By Howard Meyerson
Wood canoe enthusiasts from around the Great Lakes will be gathering in Lake City from Aug. 15-16 for a weekend of fun and festivities. For wood canoe lovers, it’s a show not to be missed.
“We’re hoping to see 400 to 500 people,” notes Russ Hicks, a wood canoe restorer from Eaton Rapids, and founder of the Michigan Chapter of the Wooden Canoe Heritage Association (WCHA), a national nonprofit dedicated to keeping old wood canoes alive.
“Wood canoes engender the ‘When I was young’ comment or ‘At my grandfather’s cottage …’ It always takes (people) back to simpler times,” Hicks explains.
Forty to 50 antique wood canoes will be displayed at the Upper Great Lakes Regional Assembly of WCHA that weekend.

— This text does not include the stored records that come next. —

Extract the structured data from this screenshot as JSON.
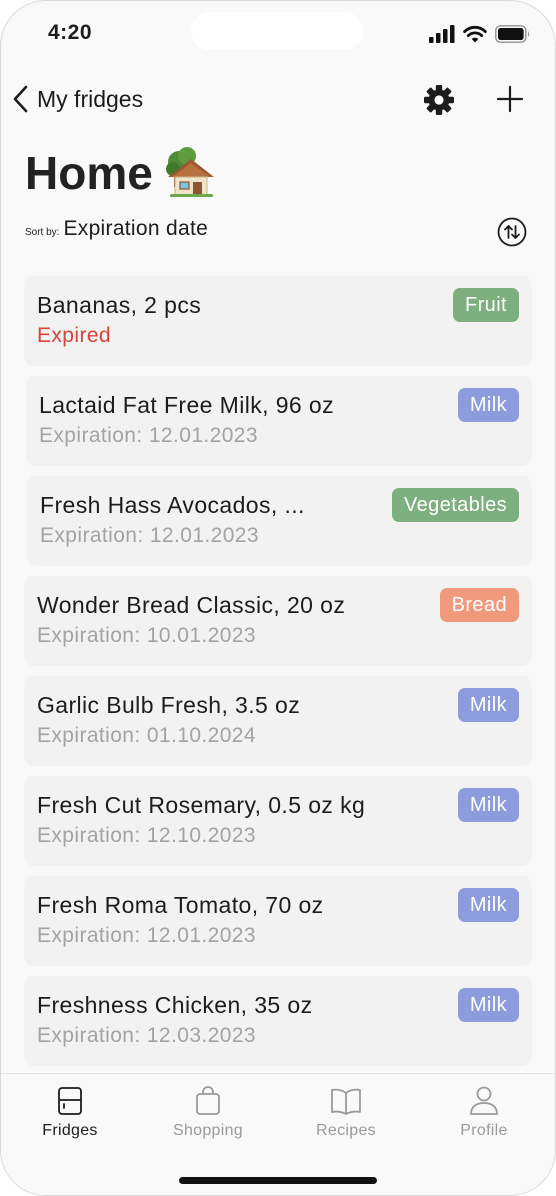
{
  "status_bar": {
    "time": "4:20"
  },
  "nav": {
    "back_label": "My fridges",
    "settings_icon": "gear-icon",
    "add_icon": "plus-icon"
  },
  "header": {
    "title": "Home",
    "title_icon": "house-with-tree-icon"
  },
  "sort": {
    "label": "Sort by:",
    "value": "Expiration date"
  },
  "colors": {
    "fruit": "#7db07e",
    "vegetables": "#7db07e",
    "milk": "#8c9cdc",
    "bread": "#ef9a7c",
    "expired": "#d9433b"
  },
  "items": [
    {
      "name": "Bananas, 2 pcs",
      "expiration": "Expired",
      "expired": true,
      "tag": "Fruit",
      "tag_color": "#7db07e"
    },
    {
      "name": "Lactaid Fat Free Milk, 96 oz",
      "expiration": "Expiration: 12.01.2023",
      "tag": "Milk",
      "tag_color": "#8c9cdc"
    },
    {
      "name": "Fresh Hass Avocados, ...",
      "expiration": "Expiration: 12.01.2023",
      "tag": "Vegetables",
      "tag_color": "#7db07e"
    },
    {
      "name": "Wonder Bread Classic, 20 oz",
      "expiration": "Expiration: 10.01.2023",
      "tag": "Bread",
      "tag_color": "#ef9a7c"
    },
    {
      "name": "Garlic Bulb Fresh, 3.5 oz",
      "expiration": "Expiration: 01.10.2024",
      "tag": "Milk",
      "tag_color": "#8c9cdc"
    },
    {
      "name": "Fresh Cut Rosemary, 0.5 oz kg",
      "expiration": "Expiration: 12.10.2023",
      "tag": "Milk",
      "tag_color": "#8c9cdc"
    },
    {
      "name": "Fresh Roma Tomato, 70 oz",
      "expiration": "Expiration: 12.01.2023",
      "tag": "Milk",
      "tag_color": "#8c9cdc"
    },
    {
      "name": "Freshness Chicken, 35 oz",
      "expiration": "Expiration: 12.03.2023",
      "tag": "Milk",
      "tag_color": "#8c9cdc"
    }
  ],
  "tabs": [
    {
      "label": "Fridges",
      "icon": "fridge-icon",
      "active": true
    },
    {
      "label": "Shopping",
      "icon": "shopping-bag-icon",
      "active": false
    },
    {
      "label": "Recipes",
      "icon": "book-icon",
      "active": false
    },
    {
      "label": "Profile",
      "icon": "person-icon",
      "active": false
    }
  ]
}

The gathering takes place at Crooked Lake Park Campground on the south side of Crooked Lake, in Missaukee County.
Admission is free, and the public is invited to attend and browse.
The show is an opportunity for enthusiasts and canoe-curious folks to talk with restorers and owners. Several demonstrations are planned, including re-canvassing wood canoes, traditional basket weaving, paddle making, blacksmithing and freestyle and other paddling techniques.
“We’ll have contemporary strip-built canoes from the last 20 years and century-old courting canoes. There will be freight canoes from the 1920s and 30s, even the logging era in Michigan,” Hicks said. “People will be showing early, lightweight wood canoes for the (Minnesota) Boundary waters, family canoes and sailing canoes. There will be trailer queens that never see the water and those that are regularly used.”
What you can count on is seeing beautiful wood canoe designs in various stages of life.
Hicks recently acquired a Circa-1917 courting canoe; a design made in that era to promote intimacy among couples that would use them. They were wildly popular.
Built with long, covered decks in the bow and stern, couples were not left with a lot of room. Summer evening trips on the pond were guaranteed to be cozy, and the canoes were often accessorized with pillows and phonographs to add a little mood.
“This one has three-foot long mahogany decks,” Hicks said. “It’s an Old Town, a gorgeous-looking boat that is 98 years old. The original paint is gone, but there is no rot, broken ribs or planking. It’s in exquisite structural shape.”
Hicks is also bringing a 1927 Carleton Indian Princess, a boat he restored and had repainted professionally by an artist, who restored the fine, ornate hull graphics of the time — a canoe that spent its life on Higgins Lake, in Roscommon County, until Hicks acquired it five years ago.
WCHA, he said, is a group for people who get wood canoe fever. Some love to paddle them, others want to restore and collect them.
“It tends to be a support group for those that have the affliction,” Hicks said humorously.
He knows the afflicted plan to bring their canoes in from Minnesota, Wisconsin, Illinois, Indiana, Ohio, Michigan and Ontario.
They gathered in Wisconsin in 2014 and in Marquette the year before. They hope to infect others with the same love and passion for beautiful wood canoe designs.
And, just maybe, infuse them with enough knowledge to know they too can breathe new life into a fading but beautiful bygone era of canoeing.
Appears in MLive Media Group newspapers & MLive Outdoors.